TASK TO COMPLETE |
What you give back should match the listing word for word.

*** MATERIAL SHOWN

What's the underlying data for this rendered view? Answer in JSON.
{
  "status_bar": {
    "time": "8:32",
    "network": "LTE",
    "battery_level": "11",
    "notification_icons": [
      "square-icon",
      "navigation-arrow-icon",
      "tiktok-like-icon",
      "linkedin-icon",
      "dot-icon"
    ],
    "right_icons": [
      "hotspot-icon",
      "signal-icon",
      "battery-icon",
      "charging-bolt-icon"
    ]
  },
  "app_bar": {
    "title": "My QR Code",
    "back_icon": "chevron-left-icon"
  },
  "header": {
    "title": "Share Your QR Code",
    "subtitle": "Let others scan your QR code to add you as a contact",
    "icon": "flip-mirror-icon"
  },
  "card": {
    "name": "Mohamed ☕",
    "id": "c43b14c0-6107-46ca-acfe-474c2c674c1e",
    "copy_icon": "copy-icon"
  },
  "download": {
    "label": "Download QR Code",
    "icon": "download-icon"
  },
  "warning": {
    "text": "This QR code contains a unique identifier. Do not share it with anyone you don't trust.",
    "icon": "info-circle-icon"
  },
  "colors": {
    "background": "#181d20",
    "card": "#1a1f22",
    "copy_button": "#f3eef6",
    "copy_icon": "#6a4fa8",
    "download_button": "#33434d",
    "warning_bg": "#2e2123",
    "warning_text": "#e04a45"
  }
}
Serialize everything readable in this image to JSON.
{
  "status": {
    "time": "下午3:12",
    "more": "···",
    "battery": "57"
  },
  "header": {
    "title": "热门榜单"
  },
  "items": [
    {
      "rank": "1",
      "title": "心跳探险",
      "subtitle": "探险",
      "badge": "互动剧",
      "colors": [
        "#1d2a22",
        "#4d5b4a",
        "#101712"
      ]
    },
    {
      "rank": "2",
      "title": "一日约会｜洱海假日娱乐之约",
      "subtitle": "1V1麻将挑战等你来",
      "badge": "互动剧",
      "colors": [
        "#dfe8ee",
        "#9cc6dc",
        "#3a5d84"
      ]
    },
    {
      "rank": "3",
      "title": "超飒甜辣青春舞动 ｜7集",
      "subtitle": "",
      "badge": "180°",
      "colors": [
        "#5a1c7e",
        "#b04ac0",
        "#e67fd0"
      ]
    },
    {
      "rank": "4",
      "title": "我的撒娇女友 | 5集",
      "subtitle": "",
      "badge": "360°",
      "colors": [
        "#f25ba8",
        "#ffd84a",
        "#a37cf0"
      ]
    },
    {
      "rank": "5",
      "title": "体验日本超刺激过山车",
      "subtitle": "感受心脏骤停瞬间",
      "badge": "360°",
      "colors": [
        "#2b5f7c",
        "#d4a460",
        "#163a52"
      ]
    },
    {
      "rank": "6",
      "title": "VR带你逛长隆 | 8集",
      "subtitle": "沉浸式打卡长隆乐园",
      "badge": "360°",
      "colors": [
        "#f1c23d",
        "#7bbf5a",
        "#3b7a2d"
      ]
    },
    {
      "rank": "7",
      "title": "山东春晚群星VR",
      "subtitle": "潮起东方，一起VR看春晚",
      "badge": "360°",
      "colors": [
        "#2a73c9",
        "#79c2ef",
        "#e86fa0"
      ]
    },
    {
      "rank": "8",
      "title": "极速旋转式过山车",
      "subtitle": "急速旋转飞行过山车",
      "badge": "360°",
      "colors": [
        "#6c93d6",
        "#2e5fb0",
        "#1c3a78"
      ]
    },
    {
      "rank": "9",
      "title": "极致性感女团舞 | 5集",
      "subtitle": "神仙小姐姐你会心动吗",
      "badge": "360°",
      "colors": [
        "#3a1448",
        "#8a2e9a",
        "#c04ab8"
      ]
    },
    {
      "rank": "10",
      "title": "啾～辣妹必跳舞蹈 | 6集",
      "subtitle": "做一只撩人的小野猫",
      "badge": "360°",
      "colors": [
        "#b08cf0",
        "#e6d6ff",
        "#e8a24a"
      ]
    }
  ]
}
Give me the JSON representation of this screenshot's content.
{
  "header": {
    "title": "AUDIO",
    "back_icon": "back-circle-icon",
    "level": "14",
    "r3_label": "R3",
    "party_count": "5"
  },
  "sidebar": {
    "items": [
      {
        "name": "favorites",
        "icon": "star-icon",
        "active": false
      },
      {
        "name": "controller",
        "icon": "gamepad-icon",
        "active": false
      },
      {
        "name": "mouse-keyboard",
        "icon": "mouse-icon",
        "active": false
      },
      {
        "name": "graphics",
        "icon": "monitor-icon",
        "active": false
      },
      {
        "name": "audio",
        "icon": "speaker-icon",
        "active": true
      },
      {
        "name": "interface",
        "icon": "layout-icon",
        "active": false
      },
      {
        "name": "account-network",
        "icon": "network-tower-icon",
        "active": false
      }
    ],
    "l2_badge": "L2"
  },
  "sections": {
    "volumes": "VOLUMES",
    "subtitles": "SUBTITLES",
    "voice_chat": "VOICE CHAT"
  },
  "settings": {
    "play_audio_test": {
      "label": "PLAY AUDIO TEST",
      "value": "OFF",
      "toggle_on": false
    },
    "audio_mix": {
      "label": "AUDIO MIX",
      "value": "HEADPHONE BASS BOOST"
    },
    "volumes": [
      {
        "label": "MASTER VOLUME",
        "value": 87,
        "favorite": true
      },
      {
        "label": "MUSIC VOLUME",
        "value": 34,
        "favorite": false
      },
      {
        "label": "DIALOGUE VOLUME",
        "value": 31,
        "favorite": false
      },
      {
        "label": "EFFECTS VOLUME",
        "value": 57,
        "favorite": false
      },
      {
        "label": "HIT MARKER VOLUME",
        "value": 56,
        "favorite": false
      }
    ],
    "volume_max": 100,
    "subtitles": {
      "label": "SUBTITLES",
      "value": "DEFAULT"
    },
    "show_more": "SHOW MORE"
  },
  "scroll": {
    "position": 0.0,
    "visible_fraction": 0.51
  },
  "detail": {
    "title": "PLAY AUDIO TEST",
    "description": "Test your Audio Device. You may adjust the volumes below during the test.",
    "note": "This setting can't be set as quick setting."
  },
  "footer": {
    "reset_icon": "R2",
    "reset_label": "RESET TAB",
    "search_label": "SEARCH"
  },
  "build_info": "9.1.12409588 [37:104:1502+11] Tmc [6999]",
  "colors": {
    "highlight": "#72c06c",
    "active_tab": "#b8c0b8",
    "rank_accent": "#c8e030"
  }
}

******

THE ANSWER |
What's the underlying data for this rendered view? Answer in JSON.
{
  "status_bar": {
    "time": "8:32",
    "network": "LTE",
    "battery_level": "11",
    "notification_icons": [
      "square-icon",
      "navigation-arrow-icon",
      "tiktok-like-icon",
      "linkedin-icon",
      "dot-icon"
    ],
    "right_icons": [
      "hotspot-icon",
      "signal-icon",
      "battery-icon",
      "charging-bolt-icon"
    ]
  },
  "app_bar": {
    "title": "My QR Code",
    "back_icon": "chevron-left-icon"
  },
  "header": {
    "title": "Share Your QR Code",
    "subtitle": "Let others scan your QR code to add you as a contact",
    "icon": "flip-mirror-icon"
  },
  "card": {
    "name": "Mohamed ☕",
    "id": "c43b14c0-6107-46ca-acfe-474c2c674c1e",
    "copy_icon": "copy-icon"
  },
  "download": {
    "label": "Download QR Code",
    "icon": "download-icon"
  },
  "warning": {
    "text": "This QR code contains a unique identifier. Do not share it with anyone you don't trust.",
    "icon": "info-circle-icon"
  },
  "colors": {
    "background": "#181d20",
    "card": "#1a1f22",
    "copy_button": "#f3eef6",
    "copy_icon": "#6a4fa8",
    "download_button": "#33434d",
    "warning_bg": "#2e2123",
    "warning_text": "#e04a45"
  }
}
Serialize everything readable in this image to JSON.
{
  "status": {
    "time": "下午3:12",
    "more": "···",
    "battery": "57"
  },
  "header": {
    "title": "热门榜单"
  },
  "items": [
    {
      "rank": "1",
      "title": "心跳探险",
      "subtitle": "探险",
      "badge": "互动剧",
      "colors": [
        "#1d2a22",
        "#4d5b4a",
        "#101712"
      ]
    },
    {
      "rank": "2",
      "title": "一日约会｜洱海假日娱乐之约",
      "subtitle": "1V1麻将挑战等你来",
      "badge": "互动剧",
      "colors": [
        "#dfe8ee",
        "#9cc6dc",
        "#3a5d84"
      ]
    },
    {
      "rank": "3",
      "title": "超飒甜辣青春舞动 ｜7集",
      "subtitle": "",
      "badge": "180°",
      "colors": [
        "#5a1c7e",
        "#b04ac0",
        "#e67fd0"
      ]
    },
    {
      "rank": "4",
      "title": "我的撒娇女友 | 5集",
      "subtitle": "",
      "badge": "360°",
      "colors": [
        "#f25ba8",
        "#ffd84a",
        "#a37cf0"
      ]
    },
    {
      "rank": "5",
      "title": "体验日本超刺激过山车",
      "subtitle": "感受心脏骤停瞬间",
      "badge": "360°",
      "colors": [
        "#2b5f7c",
        "#d4a460",
        "#163a52"
      ]
    },
    {
      "rank": "6",
      "title": "VR带你逛长隆 | 8集",
      "subtitle": "沉浸式打卡长隆乐园",
      "badge": "360°",
      "colors": [
        "#f1c23d",
        "#7bbf5a",
        "#3b7a2d"
      ]
    },
    {
      "rank": "7",
      "title": "山东春晚群星VR",
      "subtitle": "潮起东方，一起VR看春晚",
      "badge": "360°",
      "colors": [
        "#2a73c9",
        "#79c2ef",
        "#e86fa0"
      ]
    },
    {
      "rank": "8",
      "title": "极速旋转式过山车",
      "subtitle": "急速旋转飞行过山车",
      "badge": "360°",
      "colors": [
        "#6c93d6",
        "#2e5fb0",
        "#1c3a78"
      ]
    },
    {
      "rank": "9",
      "title": "极致性感女团舞 | 5集",
      "subtitle": "神仙小姐姐你会心动吗",
      "badge": "360°",
      "colors": [
        "#3a1448",
        "#8a2e9a",
        "#c04ab8"
      ]
    },
    {
      "rank": "10",
      "title": "啾～辣妹必跳舞蹈 | 6集",
      "subtitle": "做一只撩人的小野猫",
      "badge": "360°",
      "colors": [
        "#b08cf0",
        "#e6d6ff",
        "#e8a24a"
      ]
    }
  ]
}
Give me the JSON representation of this screenshot's content.
{
  "header": {
    "title": "AUDIO",
    "back_icon": "back-circle-icon",
    "level": "14",
    "r3_label": "R3",
    "party_count": "5"
  },
  "sidebar": {
    "items": [
      {
        "name": "favorites",
        "icon": "star-icon",
        "active": false
      },
      {
        "name": "controller",
        "icon": "gamepad-icon",
        "active": false
      },
      {
        "name": "mouse-keyboard",
        "icon": "mouse-icon",
        "active": false
      },
      {
        "name": "graphics",
        "icon": "monitor-icon",
        "active": false
      },
      {
        "name": "audio",
        "icon": "speaker-icon",
        "active": true
      },
      {
        "name": "interface",
        "icon": "layout-icon",
        "active": false
      },
      {
        "name": "account-network",
        "icon": "network-tower-icon",
        "active": false
      }
    ],
    "l2_badge": "L2"
  },
  "sections": {
    "volumes": "VOLUMES",
    "subtitles": "SUBTITLES",
    "voice_chat": "VOICE CHAT"
  },
  "settings": {
    "play_audio_test": {
      "label": "PLAY AUDIO TEST",
      "value": "OFF",
      "toggle_on": false
    },
    "audio_mix": {
      "label": "AUDIO MIX",
      "value": "HEADPHONE BASS BOOST"
    },
    "volumes": [
      {
        "label": "MASTER VOLUME",
        "value": 87,
        "favorite": true
      },
      {
        "label": "MUSIC VOLUME",
        "value": 34,
        "favorite": false
      },
      {
        "label": "DIALOGUE VOLUME",
        "value": 31,
        "favorite": false
      },
      {
        "label": "EFFECTS VOLUME",
        "value": 57,
        "favorite": false
      },
      {
        "label": "HIT MARKER VOLUME",
        "value": 56,
        "favorite": false
      }
    ],
    "volume_max": 100,
    "subtitles": {
      "label": "SUBTITLES",
      "value": "DEFAULT"
    },
    "show_more": "SHOW MORE"
  },
  "scroll": {
    "position": 0.0,
    "visible_fraction": 0.51
  },
  "detail": {
    "title": "PLAY AUDIO TEST",
    "description": "Test your Audio Device. You may adjust the volumes below during the test.",
    "note": "This setting can't be set as quick setting."
  },
  "footer": {
    "reset_icon": "R2",
    "reset_label": "RESET TAB",
    "search_label": "SEARCH"
  },
  "build_info": "9.1.12409588 [37:104:1502+11] Tmc [6999]",
  "colors": {
    "highlight": "#72c06c",
    "active_tab": "#b8c0b8",
    "rank_accent": "#c8e030"
  }
}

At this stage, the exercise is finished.